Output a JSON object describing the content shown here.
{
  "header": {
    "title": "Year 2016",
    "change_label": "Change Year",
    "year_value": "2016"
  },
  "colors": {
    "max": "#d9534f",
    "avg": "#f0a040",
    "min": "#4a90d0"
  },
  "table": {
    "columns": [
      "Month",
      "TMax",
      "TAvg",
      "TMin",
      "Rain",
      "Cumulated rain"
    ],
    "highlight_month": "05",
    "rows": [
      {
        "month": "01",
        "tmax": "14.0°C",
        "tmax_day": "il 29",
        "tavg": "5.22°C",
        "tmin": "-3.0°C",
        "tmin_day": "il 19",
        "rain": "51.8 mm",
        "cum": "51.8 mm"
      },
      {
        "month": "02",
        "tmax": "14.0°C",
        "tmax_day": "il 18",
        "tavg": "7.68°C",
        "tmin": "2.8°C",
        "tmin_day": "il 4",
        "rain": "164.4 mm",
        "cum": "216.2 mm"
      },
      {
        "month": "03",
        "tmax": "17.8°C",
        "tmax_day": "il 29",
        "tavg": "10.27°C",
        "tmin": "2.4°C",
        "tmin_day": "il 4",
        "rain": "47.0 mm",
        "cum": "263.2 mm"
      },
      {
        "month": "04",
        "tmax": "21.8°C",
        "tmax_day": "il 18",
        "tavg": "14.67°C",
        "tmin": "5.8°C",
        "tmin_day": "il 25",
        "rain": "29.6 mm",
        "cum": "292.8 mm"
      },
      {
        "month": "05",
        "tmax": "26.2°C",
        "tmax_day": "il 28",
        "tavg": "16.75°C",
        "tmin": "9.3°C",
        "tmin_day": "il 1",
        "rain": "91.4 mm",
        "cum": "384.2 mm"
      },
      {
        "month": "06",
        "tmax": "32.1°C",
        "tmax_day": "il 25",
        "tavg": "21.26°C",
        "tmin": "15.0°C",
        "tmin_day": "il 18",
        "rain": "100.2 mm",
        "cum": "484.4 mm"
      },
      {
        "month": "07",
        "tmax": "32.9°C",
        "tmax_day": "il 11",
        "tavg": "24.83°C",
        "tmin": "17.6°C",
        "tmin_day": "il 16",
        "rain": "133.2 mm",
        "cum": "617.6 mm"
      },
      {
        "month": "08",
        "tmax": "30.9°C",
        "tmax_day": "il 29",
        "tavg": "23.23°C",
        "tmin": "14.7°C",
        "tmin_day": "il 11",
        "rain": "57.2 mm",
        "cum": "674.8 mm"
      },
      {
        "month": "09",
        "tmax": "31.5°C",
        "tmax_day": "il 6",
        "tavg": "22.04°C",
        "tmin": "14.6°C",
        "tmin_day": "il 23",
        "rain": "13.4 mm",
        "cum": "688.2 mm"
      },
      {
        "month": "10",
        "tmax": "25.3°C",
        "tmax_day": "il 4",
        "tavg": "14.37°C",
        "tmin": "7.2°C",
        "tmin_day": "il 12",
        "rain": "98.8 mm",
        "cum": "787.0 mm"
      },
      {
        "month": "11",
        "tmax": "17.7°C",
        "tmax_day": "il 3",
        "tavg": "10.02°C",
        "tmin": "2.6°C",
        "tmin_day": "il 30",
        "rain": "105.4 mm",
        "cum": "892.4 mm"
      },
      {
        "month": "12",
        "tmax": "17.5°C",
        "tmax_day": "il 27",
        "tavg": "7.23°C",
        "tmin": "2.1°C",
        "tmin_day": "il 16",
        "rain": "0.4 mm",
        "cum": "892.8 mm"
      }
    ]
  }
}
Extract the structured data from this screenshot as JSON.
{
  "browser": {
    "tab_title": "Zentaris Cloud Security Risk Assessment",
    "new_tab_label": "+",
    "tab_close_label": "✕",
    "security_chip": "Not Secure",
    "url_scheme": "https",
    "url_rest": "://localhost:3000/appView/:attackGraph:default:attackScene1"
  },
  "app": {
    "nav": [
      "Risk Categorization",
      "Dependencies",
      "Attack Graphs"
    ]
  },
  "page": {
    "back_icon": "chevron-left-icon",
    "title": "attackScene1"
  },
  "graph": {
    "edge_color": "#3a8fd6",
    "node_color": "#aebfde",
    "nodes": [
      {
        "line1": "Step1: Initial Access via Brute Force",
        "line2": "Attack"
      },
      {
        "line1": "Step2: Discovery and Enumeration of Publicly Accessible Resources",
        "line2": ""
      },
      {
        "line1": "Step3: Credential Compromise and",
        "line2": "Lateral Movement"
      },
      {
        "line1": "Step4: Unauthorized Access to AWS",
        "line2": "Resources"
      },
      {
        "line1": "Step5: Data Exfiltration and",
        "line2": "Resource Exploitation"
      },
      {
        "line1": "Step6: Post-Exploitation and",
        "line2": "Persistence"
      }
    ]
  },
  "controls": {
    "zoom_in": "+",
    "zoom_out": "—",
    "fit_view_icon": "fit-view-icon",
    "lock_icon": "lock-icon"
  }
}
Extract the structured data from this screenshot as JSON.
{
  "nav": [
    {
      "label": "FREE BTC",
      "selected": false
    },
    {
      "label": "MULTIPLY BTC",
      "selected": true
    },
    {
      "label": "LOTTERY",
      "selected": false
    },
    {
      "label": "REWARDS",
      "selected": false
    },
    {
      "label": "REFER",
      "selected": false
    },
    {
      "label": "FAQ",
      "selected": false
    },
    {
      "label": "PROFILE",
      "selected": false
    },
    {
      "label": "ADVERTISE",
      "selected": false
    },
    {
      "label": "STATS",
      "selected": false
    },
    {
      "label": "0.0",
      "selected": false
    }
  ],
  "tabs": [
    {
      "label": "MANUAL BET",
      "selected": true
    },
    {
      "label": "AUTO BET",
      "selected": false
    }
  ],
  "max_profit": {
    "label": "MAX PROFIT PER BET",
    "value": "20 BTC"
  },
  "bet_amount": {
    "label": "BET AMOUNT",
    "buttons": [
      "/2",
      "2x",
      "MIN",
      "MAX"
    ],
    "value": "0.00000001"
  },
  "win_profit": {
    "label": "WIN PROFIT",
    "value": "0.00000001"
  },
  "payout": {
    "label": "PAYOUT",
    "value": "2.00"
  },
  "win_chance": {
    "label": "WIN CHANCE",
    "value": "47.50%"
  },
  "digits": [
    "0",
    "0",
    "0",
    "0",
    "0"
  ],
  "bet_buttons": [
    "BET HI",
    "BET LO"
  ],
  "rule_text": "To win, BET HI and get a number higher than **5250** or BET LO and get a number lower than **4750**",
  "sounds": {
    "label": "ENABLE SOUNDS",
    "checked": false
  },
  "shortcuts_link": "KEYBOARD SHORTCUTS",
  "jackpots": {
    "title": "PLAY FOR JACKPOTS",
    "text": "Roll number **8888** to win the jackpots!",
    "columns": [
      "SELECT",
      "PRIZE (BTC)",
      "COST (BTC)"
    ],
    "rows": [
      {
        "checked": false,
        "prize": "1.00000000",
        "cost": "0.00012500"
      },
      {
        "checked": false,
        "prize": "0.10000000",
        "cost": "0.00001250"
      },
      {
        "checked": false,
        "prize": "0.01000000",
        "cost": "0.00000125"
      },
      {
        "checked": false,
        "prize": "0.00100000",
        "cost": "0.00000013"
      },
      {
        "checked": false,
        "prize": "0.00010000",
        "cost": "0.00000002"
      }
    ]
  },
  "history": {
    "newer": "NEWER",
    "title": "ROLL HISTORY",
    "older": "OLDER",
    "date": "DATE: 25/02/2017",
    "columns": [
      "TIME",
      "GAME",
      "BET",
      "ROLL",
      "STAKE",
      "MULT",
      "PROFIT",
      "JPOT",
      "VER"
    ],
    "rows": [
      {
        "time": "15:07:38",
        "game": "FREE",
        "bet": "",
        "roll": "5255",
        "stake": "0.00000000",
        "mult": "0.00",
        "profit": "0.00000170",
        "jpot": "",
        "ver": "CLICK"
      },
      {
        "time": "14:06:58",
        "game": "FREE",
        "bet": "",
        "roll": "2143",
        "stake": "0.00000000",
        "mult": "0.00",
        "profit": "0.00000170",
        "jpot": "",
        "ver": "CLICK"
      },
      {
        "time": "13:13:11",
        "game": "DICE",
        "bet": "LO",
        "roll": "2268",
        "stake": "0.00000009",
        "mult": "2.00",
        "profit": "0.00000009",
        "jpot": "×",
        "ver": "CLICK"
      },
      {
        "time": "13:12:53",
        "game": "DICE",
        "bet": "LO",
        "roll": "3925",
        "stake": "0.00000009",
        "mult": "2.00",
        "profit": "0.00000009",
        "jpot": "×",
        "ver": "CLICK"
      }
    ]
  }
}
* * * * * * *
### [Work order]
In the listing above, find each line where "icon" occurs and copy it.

### [Result of this task]
    "back_icon": "chevron-left-icon",
    "fit_view_icon": "fit-view-icon",
    "lock_icon": "lock-icon"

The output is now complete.